Knowing your risks and communicating concerns with your provider can help you receive the best care and meet your health goals.
Kyle Bonham knows a little bit about milestones. This year marks his fifth year of serving as co-chair of the Indiana AIDS Walk and the 25th year for LifeCare, the largest HIV medical care provider in the state.
But as milestones go, Bonham prefers to focus not just on numbers but people who are served.
This is the 24th year for the AIDS Walk, an event that gives back 100 percent of the proceeds to benefit Indiana patients. Since it’s beginning, the walk has granted about $2.8 million to HIV positive Hoosiers, said Bonham. Those funds go into the Gregory R. Powers Direct Emergency Financial Assistance (DEFA) Fund that pays for emergency expenses for Hoosiers living with HIV/AIDS who are at or below the poverty level. Last year, DEFA funds were used to cover utility payments, keep a family from becoming homeless, doctors’ visits, prescription drug refills, bus passes, and even to replace a battery-powered wheelchair.
“Because we have such a large patient population, LifeCare gets a sizeable amount of those funds,” said Bonham, adding that this year’s goal is to raise $235,000.
“In the 30 plus years we’ve known about HIV, there have been medical advances. We are able to treat patients and keep them living longer, healthier lives, but there are always other barriers to their care,” said Bonham. Those barriers include transportation to medical appointments, securing stable housing, and accessing adequate nutrition.
Funds raised from the AIDS Walk specifically support those patient needs.
“It helps us do our best work and helps patients focus on their health rather than how to get to appointments or how to put food on the table,” said Bonham.
Hundreds of Hoosiers are infected with human immunodeficiency virus (HIV) each year.
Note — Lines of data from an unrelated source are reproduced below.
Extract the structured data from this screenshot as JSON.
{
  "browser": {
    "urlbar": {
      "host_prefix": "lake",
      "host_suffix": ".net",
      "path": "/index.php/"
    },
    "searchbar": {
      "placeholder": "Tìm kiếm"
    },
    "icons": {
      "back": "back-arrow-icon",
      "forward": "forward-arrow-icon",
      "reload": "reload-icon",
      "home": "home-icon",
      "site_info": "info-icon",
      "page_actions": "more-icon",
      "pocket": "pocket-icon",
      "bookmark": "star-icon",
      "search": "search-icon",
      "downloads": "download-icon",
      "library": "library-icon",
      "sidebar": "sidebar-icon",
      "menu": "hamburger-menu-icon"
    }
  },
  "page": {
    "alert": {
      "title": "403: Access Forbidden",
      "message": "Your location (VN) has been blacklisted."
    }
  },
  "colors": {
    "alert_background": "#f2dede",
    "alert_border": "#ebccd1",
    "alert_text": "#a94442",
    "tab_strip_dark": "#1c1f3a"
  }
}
Many are unaware they have been infected. LifeCare provides patients and their loved ones with comprehensive medical and support services – including free rapid HIV testing, treatments, and social work assistance. All services are confidential.
Since it opened in July of 1992, LifeCare has expanded and now serves more than 1300 clients spanning the ages of 18 to 80. Last year, IU Health LifeCare assisted 249 unduplicated HIV positive patients from funds raised by the Indiana AIDS Walk, said Bonham.
More than 1,000 people participated in last year’s walk. This year’s goal is to have 1,500 walkers. There is no registration fee for the walk – a leisurely stroll through the historic Herron Morton Neighborhood. All funds are raised through donations, including individual team pledges. For more information: www.IndianaAIDS walk.org.
“When you think that the money stays in Indiana and you think that the cost of a bus ticket is the same as a latte, every bit raised helps someone in need,” said Bonham. “For the amount spent on a cup of coffee, someone could have adequate transpiration to a doctor’s appointment.”
-- By T.J. Banes, Associate Senior Journalist at IU Health.
Reach Banes via email at T.J. Banes or on Twitter @tjbanes.